“Gauze. Lots of gauze. We have to control the bleeding.” Jake spoke over his shoulder while remaining motionless in place.

“Are you bracing her head?” Greg’s voice was muffled as he passed over an entire roll of gauze.

“I am. I didn’t want it to move if someone bumped her or the SUV.” Jake flattened the roll and pressed it against the wound. The fabric immediately turned bright red. “I need more. She’s bleeding fast.”

Two fire trucks moved into the congested intersection, their lights and sirens bouncing off the nearby buildings. Several firefighters jumped off the trucks and began hooking up hoses.

Rebecca peeked through the windshield as another set of red lights shined around them.

Ambulances pulled in. At this time of night, with no traffic to contend with on the bridge, their sirens were off. Rebecca gently grasped Meg’s wrist and checked for a pulse. She held her breath when she didn’t feel one at first.

No. There has to be a pulse. Jake said she was breathing.

The tiniest bump tapped against her fingers, and she exhaled a sigh of relief. “How bad is the head wound?”

Greg passed up two more rolls of gauze.

Jake shot her a sharp look once he had the extra rolls in place. “I’m not going to pull the gauze up to check. The bleeding’s just now slowing. But not good.” His eyes narrowed. “Why?”

“Her pulse is slow and weak.”

“That tracks.” Jake’s voice was grim.

Their radios crackled to life with Hoyt’s voice. “Two sets of medics incoming.”

The warning came only a few moments before the sound of more boots on glass. The first pair of EMTs raced to take over CPR for Trent. A second duo split up as they arrived at Meg’s Explorer, one taking each side of their patient.

As a man she didn’t recognize stepped up by her side, Rebecca ducked out of the way. Jake took a bit longer, holding Meg’s head steady while the EMTs worked around him to secure a neck brace.
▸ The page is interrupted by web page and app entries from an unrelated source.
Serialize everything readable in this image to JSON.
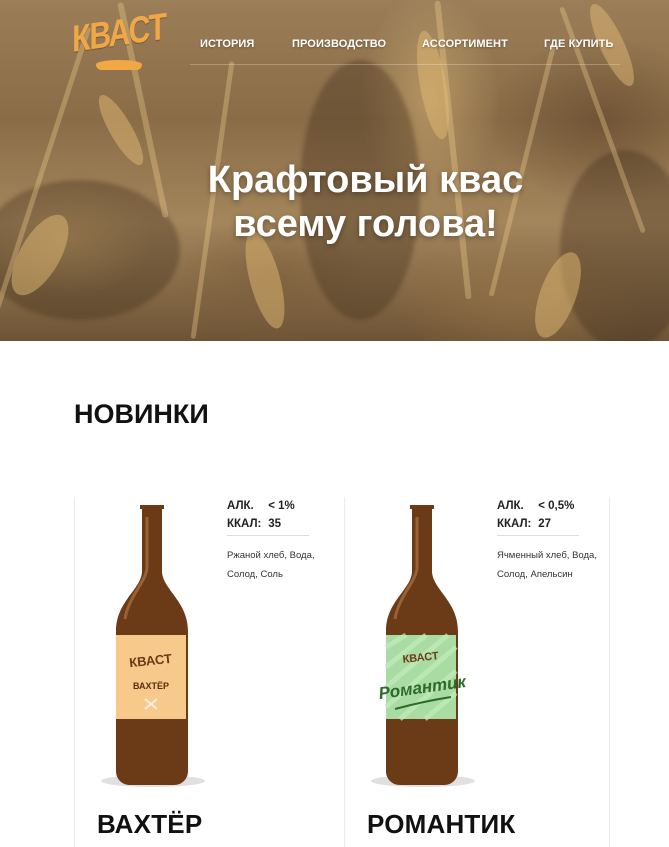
{
  "header": {
    "logo_text": "КВАСТ",
    "nav": [
      "ИСТОРИЯ",
      "ПРОИЗВОДСТВО",
      "АССОРТИМЕНТ",
      "ГДЕ КУПИТЬ"
    ]
  },
  "hero": {
    "title_line1": "Крафтовый квас",
    "title_line2": "всему голова!"
  },
  "section": {
    "title": "НОВИНКИ"
  },
  "products": [
    {
      "name": "ВАХТЁР",
      "alc_label": "АЛК.",
      "alc_value": "< 1%",
      "kcal_label": "ККАЛ:",
      "kcal_value": "35",
      "ingredients": "Ржаной хлеб, Вода, Солод, Соль",
      "label_brand": "КВАСТ",
      "label_name": "ВАХТЁР",
      "label_color": "#f7c98a"
    },
    {
      "name": "РОМАНТИК",
      "alc_label": "АЛК.",
      "alc_value": "< 0,5%",
      "kcal_label": "ККАЛ:",
      "kcal_value": "27",
      "ingredients": "Ячменный хлеб, Вода, Солод, Апельсин",
      "label_brand": "КВАСТ",
      "label_name": "Романтик",
      "label_color": "#a8dca2"
    }
  ],
  "colors": {
    "accent": "#f0a846",
    "bottle": "#6b3a16"
  }
}
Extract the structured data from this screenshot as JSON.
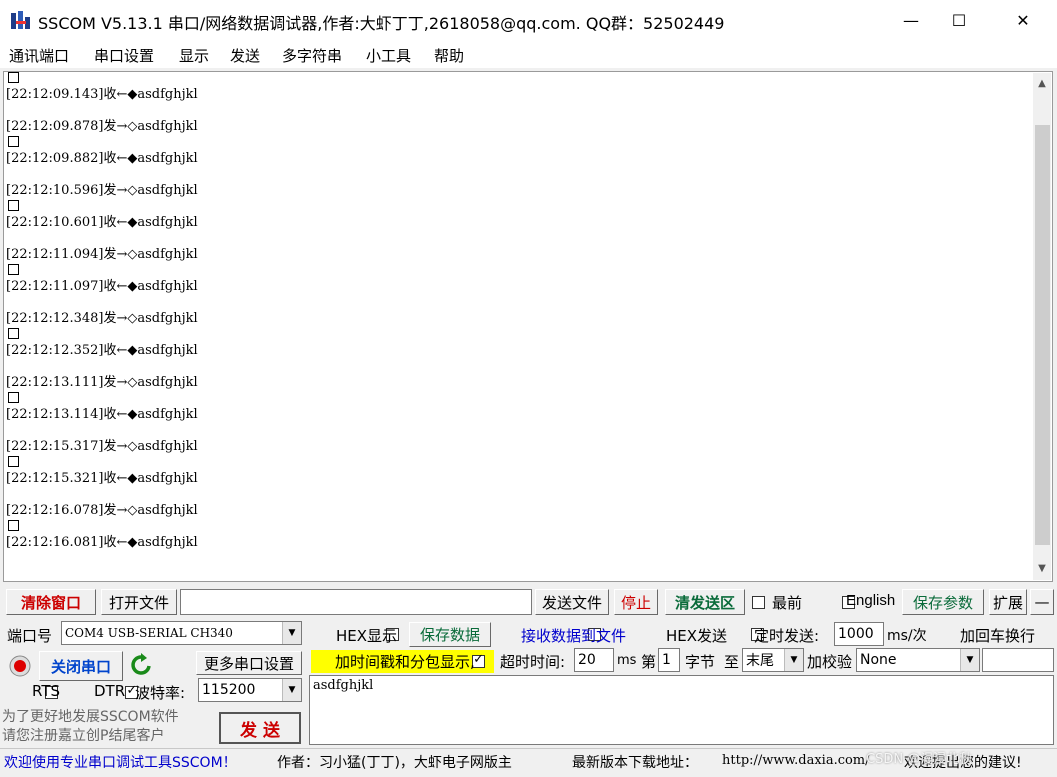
{
  "window": {
    "title": "SSCOM V5.13.1 串口/网络数据调试器,作者:大虾丁丁,2618058@qq.com. QQ群：52502449",
    "minimize": "—",
    "maximize": "☐",
    "close": "✕"
  },
  "menu": [
    "通讯端口",
    "串口设置",
    "显示",
    "发送",
    "多字符串",
    "小工具",
    "帮助"
  ],
  "log": [
    {
      "time": "[22:12:09.143]",
      "dir": "收←◆",
      "text": "asdfghjkl"
    },
    {
      "time": "[22:12:09.878]",
      "dir": "发→◇",
      "text": "asdfghjkl"
    },
    {
      "time": "[22:12:09.882]",
      "dir": "收←◆",
      "text": "asdfghjkl"
    },
    {
      "time": "[22:12:10.596]",
      "dir": "发→◇",
      "text": "asdfghjkl"
    },
    {
      "time": "[22:12:10.601]",
      "dir": "收←◆",
      "text": "asdfghjkl"
    },
    {
      "time": "[22:12:11.094]",
      "dir": "发→◇",
      "text": "asdfghjkl"
    },
    {
      "time": "[22:12:11.097]",
      "dir": "收←◆",
      "text": "asdfghjkl"
    },
    {
      "time": "[22:12:12.348]",
      "dir": "发→◇",
      "text": "asdfghjkl"
    },
    {
      "time": "[22:12:12.352]",
      "dir": "收←◆",
      "text": "asdfghjkl"
    },
    {
      "time": "[22:12:13.111]",
      "dir": "发→◇",
      "text": "asdfghjkl"
    },
    {
      "time": "[22:12:13.114]",
      "dir": "收←◆",
      "text": "asdfghjkl"
    },
    {
      "time": "[22:12:15.317]",
      "dir": "发→◇",
      "text": "asdfghjkl"
    },
    {
      "time": "[22:12:15.321]",
      "dir": "收←◆",
      "text": "asdfghjkl"
    },
    {
      "time": "[22:12:16.078]",
      "dir": "发→◇",
      "text": "asdfghjkl"
    },
    {
      "time": "[22:12:16.081]",
      "dir": "收←◆",
      "text": "asdfghjkl"
    }
  ],
  "toolbar": {
    "clear_window": "清除窗口",
    "open_file": "打开文件",
    "send_file": "发送文件",
    "stop": "停止",
    "clear_send": "清发送区",
    "topmost": "最前",
    "english": "English",
    "save_params": "保存参数",
    "expand": "扩展",
    "collapse": "—"
  },
  "port": {
    "port_label": "端口号",
    "port_value": "COM4 USB-SERIAL CH340",
    "close_port": "关闭串口",
    "more_settings": "更多串口设置",
    "rts": "RTS",
    "dtr": "DTR",
    "baud_label": "波特率:",
    "baud_value": "115200"
  },
  "options": {
    "hex_display": "HEX显示",
    "save_data": "保存数据",
    "recv_to_file": "接收数据到文件",
    "hex_send": "HEX发送",
    "timed_send": "定时发送:",
    "interval": "1000",
    "interval_unit": "ms/次",
    "append_newline": "加回车换行",
    "timestamp": "加时间戳和分包显示,",
    "timeout_label": "超时时间:",
    "timeout_value": "20",
    "timeout_unit": "ms",
    "nth_label": "第",
    "nth_value": "1",
    "byte_label": "字节",
    "to_label": "至",
    "end_value": "末尾",
    "checksum_label": "加校验",
    "checksum_value": "None"
  },
  "promo": {
    "line1": "为了更好地发展SSCOM软件",
    "line2": "请您注册嘉立创P结尾客户"
  },
  "send": {
    "button": "发 送",
    "content": "asdfghjkl"
  },
  "status": {
    "welcome": "欢迎使用专业串口调试工具SSCOM！",
    "author": "作者：习小猛(丁丁)，大虾电子网版主",
    "download_label": "最新版本下载地址：",
    "url": "http://www.daxia.com/",
    "trailing": "欢迎提出您的建议!",
    "watermark": "CSDN @漫浸北秋"
  },
  "colors": {
    "highlight_yellow": "#ffff00",
    "blue_text": "#0000cc",
    "green_text": "#008000",
    "red_text": "#cc0000"
  }
}
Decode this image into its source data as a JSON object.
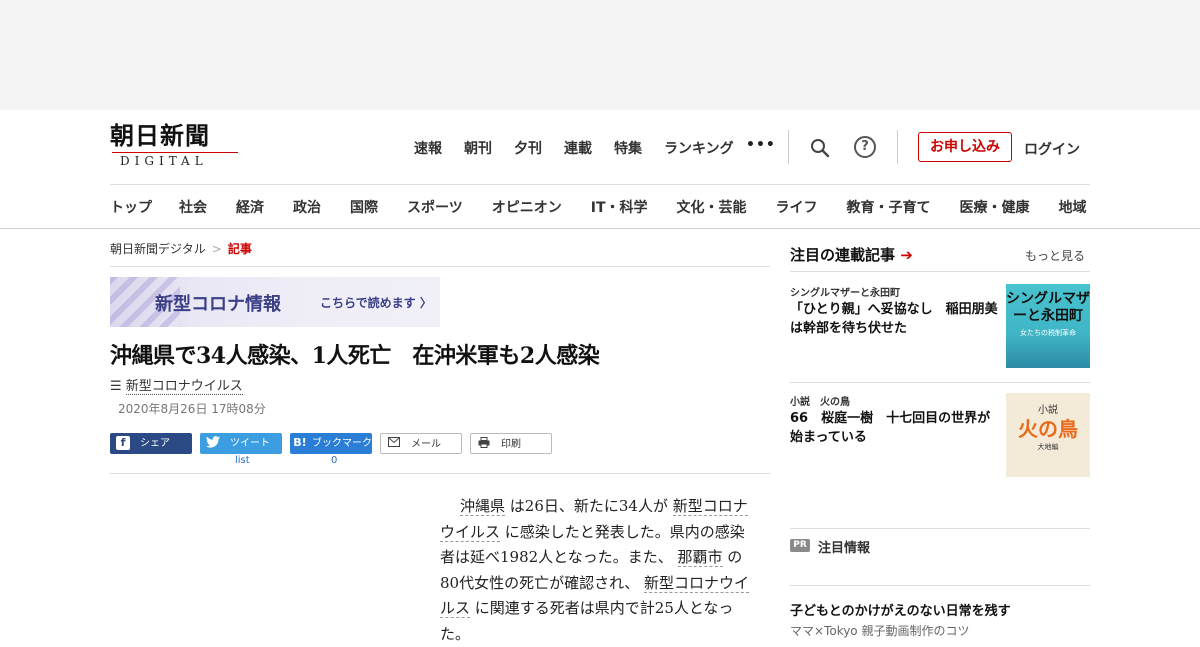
{
  "logo": {
    "main": "朝日新聞",
    "sub": "DIGITAL"
  },
  "topnav": [
    "速報",
    "朝刊",
    "夕刊",
    "連載",
    "特集",
    "ランキング"
  ],
  "more_label": "•••",
  "help_label": "?",
  "apply_label": "お申し込み",
  "login_label": "ログイン",
  "categories": [
    "トップ",
    "社会",
    "経済",
    "政治",
    "国際",
    "スポーツ",
    "オピニオン",
    "IT・科学",
    "文化・芸能",
    "ライフ",
    "教育・子育て",
    "医療・健康",
    "地域"
  ],
  "breadcrumb": {
    "home": "朝日新聞デジタル",
    "sep": ">",
    "current": "記事"
  },
  "banner": {
    "title": "新型コロナ情報",
    "link": "こちらで読めます 〉"
  },
  "article": {
    "headline": "沖縄県で34人感染、1人死亡　在沖米軍も2人感染",
    "topic_icon": "☰",
    "topic": "新型コロナウイルス",
    "date": "2020年8月26日 17時08分",
    "share": {
      "facebook": "シェア",
      "twitter": "ツイート",
      "hatena": "ブックマーク",
      "mail": "メール",
      "print": "印刷",
      "twitter_count": "list",
      "hatena_count": "0"
    },
    "body": {
      "p1": "沖縄県",
      "p2": " は26日、新たに34人が ",
      "p3": "新型コロナウイルス",
      "p4": " に感染したと発表した。県内の感染者は延べ1982人となった。また、 ",
      "p5": "那覇市",
      "p6": " の80代女性の死亡が確認され、 ",
      "p7": "新型コロナウイルス",
      "p8": " に関連する死者は県内で計25人となった。"
    }
  },
  "sidebar": {
    "heading": "注目の連載記事",
    "more": "もっと見る",
    "items": [
      {
        "label": "シングルマザーと永田町",
        "title": "「ひとり親」へ妥協なし　稲田朋美は幹部を待ち伏せた",
        "thumb_title": "シングルマザーと永田町",
        "thumb_sub": "女たちの税制革命"
      },
      {
        "label": "小説　火の鳥",
        "title": "66　桜庭一樹　十七回目の世界が始まっている",
        "thumb_top": "小説",
        "thumb_title": "火の鳥",
        "thumb_sub": "大地編"
      }
    ],
    "pr_badge": "PR",
    "pr_label": "注目情報",
    "pr_title": "子どもとのかけがえのない日常を残す",
    "pr_sub": "ママ×Tokyo 親子動画制作のコツ"
  },
  "colors": {
    "accent": "#cc0000",
    "facebook": "#2b4a85",
    "twitter": "#3c9ee0",
    "hatena": "#2b7ed6"
  }
}
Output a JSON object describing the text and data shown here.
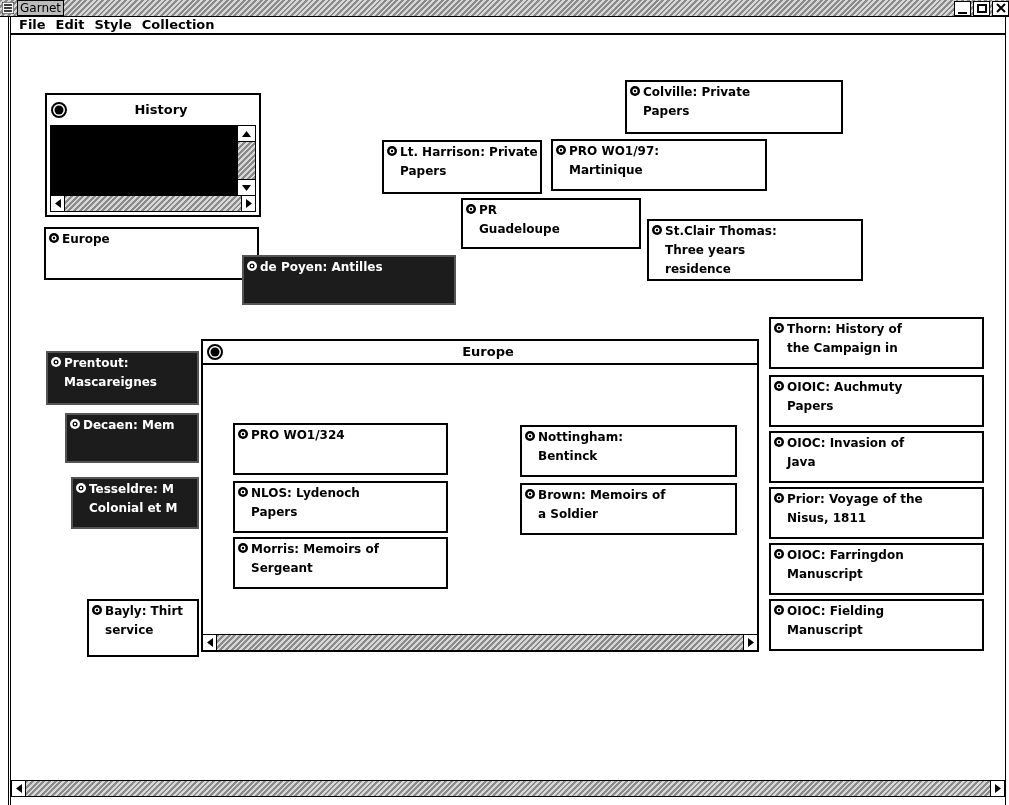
{
  "window": {
    "title": "Garnet"
  },
  "menu": [
    "File",
    "Edit",
    "Style",
    "Collection"
  ],
  "history_panel": {
    "title": "History"
  },
  "notes": [
    {
      "lines": [
        "Colville: Private",
        "Papers"
      ],
      "selected": false
    },
    {
      "lines": [
        "Lt. Harrison: Private",
        "Papers"
      ],
      "selected": false
    },
    {
      "lines": [
        "PR",
        "Guadeloupe"
      ],
      "selected": false
    },
    {
      "lines": [
        "PRO WO1/97:",
        "Martinique"
      ],
      "selected": false
    },
    {
      "lines": [
        "St.Clair Thomas:",
        "Three years",
        "residence"
      ],
      "selected": false
    },
    {
      "lines": [
        "Europe"
      ],
      "selected": false
    },
    {
      "lines": [
        "de Poyen: Antilles"
      ],
      "selected": true
    },
    {
      "lines": [
        "Prentout:",
        "Mascareignes"
      ],
      "selected": true
    },
    {
      "lines": [
        "Decaen: Mem"
      ],
      "selected": true
    },
    {
      "lines": [
        "Tesseldre: M",
        "Colonial et M"
      ],
      "selected": true
    },
    {
      "lines": [
        "Bayly: Thirt",
        "service"
      ],
      "selected": false
    },
    {
      "lines": [
        "Thorn: History of",
        "the Campaign in"
      ],
      "selected": false
    },
    {
      "lines": [
        "OIOIC: Auchmuty",
        "Papers"
      ],
      "selected": false
    },
    {
      "lines": [
        "OIOC: Invasion of",
        "Java"
      ],
      "selected": false
    },
    {
      "lines": [
        "Prior: Voyage of the",
        "Nisus, 1811"
      ],
      "selected": false
    },
    {
      "lines": [
        "OIOC: Farringdon",
        "Manuscript"
      ],
      "selected": false
    },
    {
      "lines": [
        "OIOC: Fielding",
        "Manuscript"
      ],
      "selected": false
    }
  ],
  "europe_window": {
    "title": "Europe",
    "notes": [
      {
        "lines": [
          "PRO WO1/324"
        ],
        "selected": false
      },
      {
        "lines": [
          "NLOS: Lydenoch",
          "Papers"
        ],
        "selected": false
      },
      {
        "lines": [
          "Morris: Memoirs of",
          "Sergeant"
        ],
        "selected": false
      },
      {
        "lines": [
          "Nottingham:",
          "Bentinck"
        ],
        "selected": false
      },
      {
        "lines": [
          "Brown: Memoirs of",
          "a Soldier"
        ],
        "selected": false
      }
    ]
  }
}
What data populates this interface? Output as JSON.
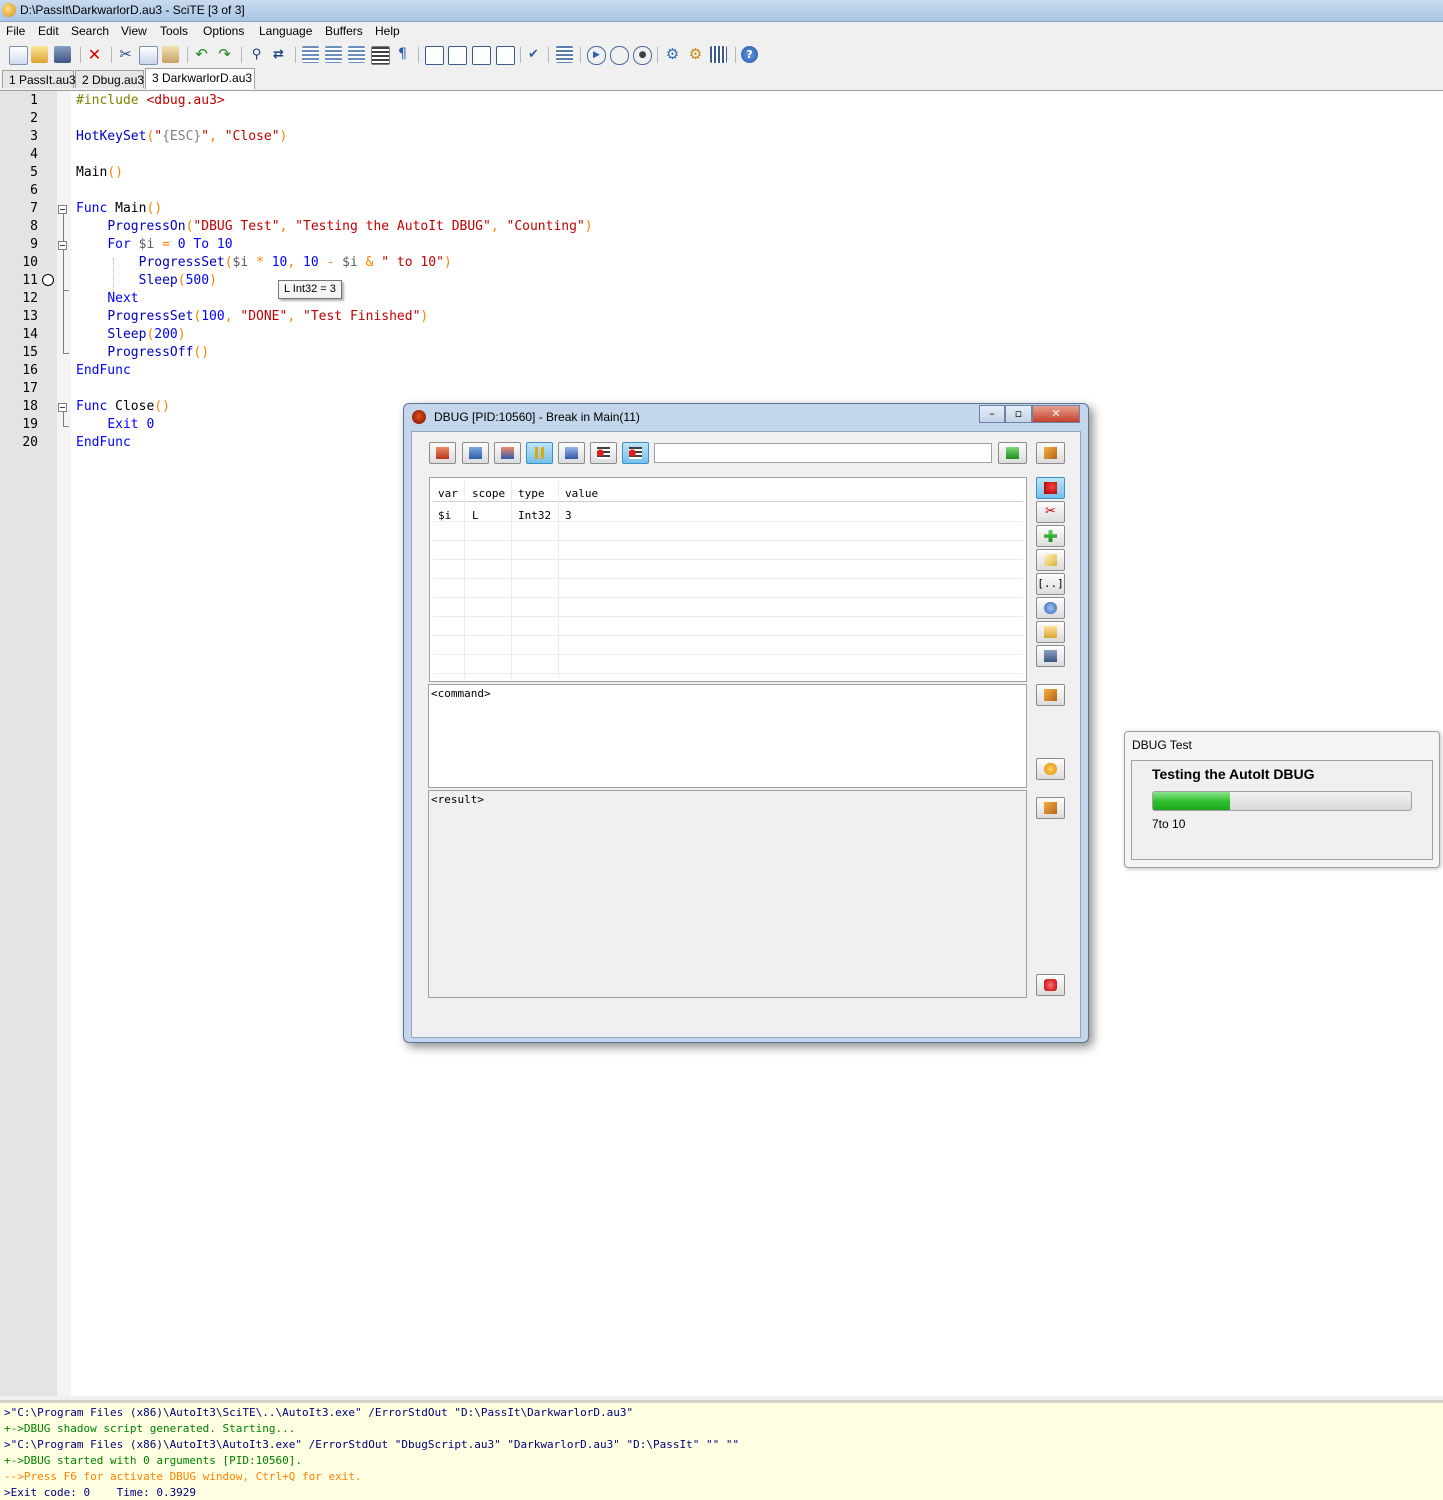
{
  "window": {
    "title": "D:\\PassIt\\DarkwarlorD.au3 - SciTE [3 of 3]"
  },
  "menu": [
    "File",
    "Edit",
    "Search",
    "View",
    "Tools",
    "Options",
    "Language",
    "Buffers",
    "Help"
  ],
  "toolbar": {
    "icons": [
      "new-icon",
      "open-icon",
      "save-icon",
      "close-icon",
      "cut-icon",
      "copy-icon",
      "paste-icon",
      "undo-icon",
      "redo-icon",
      "find-icon",
      "replace-icon",
      "indent-icon",
      "outdent-icon",
      "block-icon",
      "wrap-icon",
      "whitespace-icon",
      "view1-icon",
      "view2-icon",
      "view3-icon",
      "view4-icon",
      "spell-icon",
      "output-icon",
      "run-icon",
      "compile-icon",
      "stop-icon",
      "tools1-icon",
      "tools2-icon",
      "tools3-icon",
      "help-icon"
    ]
  },
  "tabs": [
    {
      "label": "1 PassIt.au3"
    },
    {
      "label": "2 Dbug.au3"
    },
    {
      "label": "3 DarkwarlorD.au3"
    }
  ],
  "editor": {
    "line_numbers": [
      "1",
      "2",
      "3",
      "4",
      "5",
      "6",
      "7",
      "8",
      "9",
      "10",
      "11",
      "12",
      "13",
      "14",
      "15",
      "16",
      "17",
      "18",
      "19",
      "20"
    ],
    "tooltip": "L Int32 = 3"
  },
  "output": {
    "lines": [
      ">\"C:\\Program Files (x86)\\AutoIt3\\SciTE\\..\\AutoIt3.exe\" /ErrorStdOut \"D:\\PassIt\\DarkwarlorD.au3\"",
      "+->DBUG shadow script generated. Starting...",
      ">\"C:\\Program Files (x86)\\AutoIt3\\AutoIt3.exe\" /ErrorStdOut \"DbugScript.au3\" \"DarkwarlorD.au3\" \"D:\\PassIt\" \"\" \"\"",
      "+->DBUG started with 0 arguments [PID:10560].",
      "-->Press F6 for activate DBUG window, Ctrl+Q for exit.",
      ">Exit code: 0    Time: 0.3929"
    ],
    "colors": [
      "#000080",
      "#008000",
      "#000080",
      "#008000",
      "#ff8000",
      "#000080"
    ]
  },
  "dbug": {
    "title": "DBUG [PID:10560] - Break in Main(11)",
    "command_input": "",
    "columns": [
      "var",
      "scope",
      "type",
      "value"
    ],
    "rows": [
      {
        "var": "$i",
        "scope": "L",
        "type": "Int32",
        "value": "3"
      }
    ],
    "command_text": "<command>",
    "result_text": "<result>",
    "side_bracket": "[..]"
  },
  "progress": {
    "title": "DBUG Test",
    "main_text": "Testing the AutoIt DBUG",
    "sub_text": "7to 10",
    "percent": 30
  }
}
Rebecca stared at Meg’s unresponsive body as the EMTs immobilized her, braced her, and slid her out of the seat and onto a waiting gurney. The woman she’d grown so close to, looked up to, and relied on, who’d treated her like family, was loaded into the back of the ambulance.

Leaving Rebecca to wonder if she’d ever see Meg alive again.

The path to power is paved with blood. 

In the wake of a landmark election on Shadow Island, the tide of power is set to turn. Newly elected Sheriff Rebecca West stands ready to dismantle the Yacht Club’s ruthless grip over the island. And she isn’t alone. She has her team as well as the newly elected chair of the Select Board by her side.

But victory comes at a perilous cost.

The ballots have barely been counted when tragedy strikes. The new Select Board Chair’s life hangs by a thread after a deliberate sabotage turns her victory drive into a fight for survival. Read More